Instructions for the task:
None of the pictures should be copied, though every line of the listing must be printed exactly.

Provided entries:
+++++

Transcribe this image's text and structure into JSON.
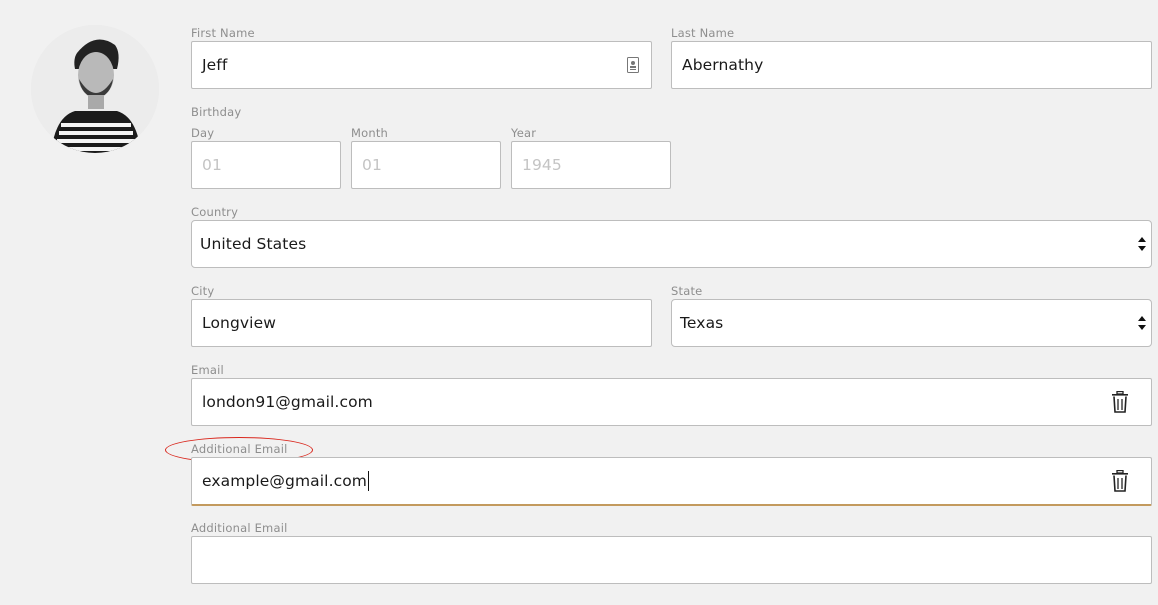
{
  "profile": {
    "first_name_label": "First Name",
    "first_name": "Jeff",
    "last_name_label": "Last Name",
    "last_name": "Abernathy",
    "birthday_label": "Birthday",
    "day_label": "Day",
    "day_value": "01",
    "month_label": "Month",
    "month_value": "01",
    "year_label": "Year",
    "year_value": "1945",
    "country_label": "Country",
    "country": "United States",
    "city_label": "City",
    "city": "Longview",
    "state_label": "State",
    "state": "Texas",
    "email_label": "Email",
    "email": "london91@gmail.com",
    "additional_email_label": "Additional Email",
    "additional_email": "example@gmail.com",
    "additional_email2_label": "Additional Email",
    "additional_email2": ""
  },
  "colors": {
    "background": "#f1f1f1",
    "active_underline": "#c39a5e",
    "highlight_ellipse": "#d9261c"
  },
  "icons": {
    "select": "up-down-arrows-icon",
    "delete": "trash-icon",
    "contact_card": "contact-card-icon"
  }
}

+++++

Final answer:
Transcribe this image's text and structure into JSON.
{
  "profile": {
    "first_name_label": "First Name",
    "first_name": "Jeff",
    "last_name_label": "Last Name",
    "last_name": "Abernathy",
    "birthday_label": "Birthday",
    "day_label": "Day",
    "day_value": "01",
    "month_label": "Month",
    "month_value": "01",
    "year_label": "Year",
    "year_value": "1945",
    "country_label": "Country",
    "country": "United States",
    "city_label": "City",
    "city": "Longview",
    "state_label": "State",
    "state": "Texas",
    "email_label": "Email",
    "email": "london91@gmail.com",
    "additional_email_label": "Additional Email",
    "additional_email": "example@gmail.com",
    "additional_email2_label": "Additional Email",
    "additional_email2": ""
  },
  "colors": {
    "background": "#f1f1f1",
    "active_underline": "#c39a5e",
    "highlight_ellipse": "#d9261c"
  },
  "icons": {
    "select": "up-down-arrows-icon",
    "delete": "trash-icon",
    "contact_card": "contact-card-icon"
  }
}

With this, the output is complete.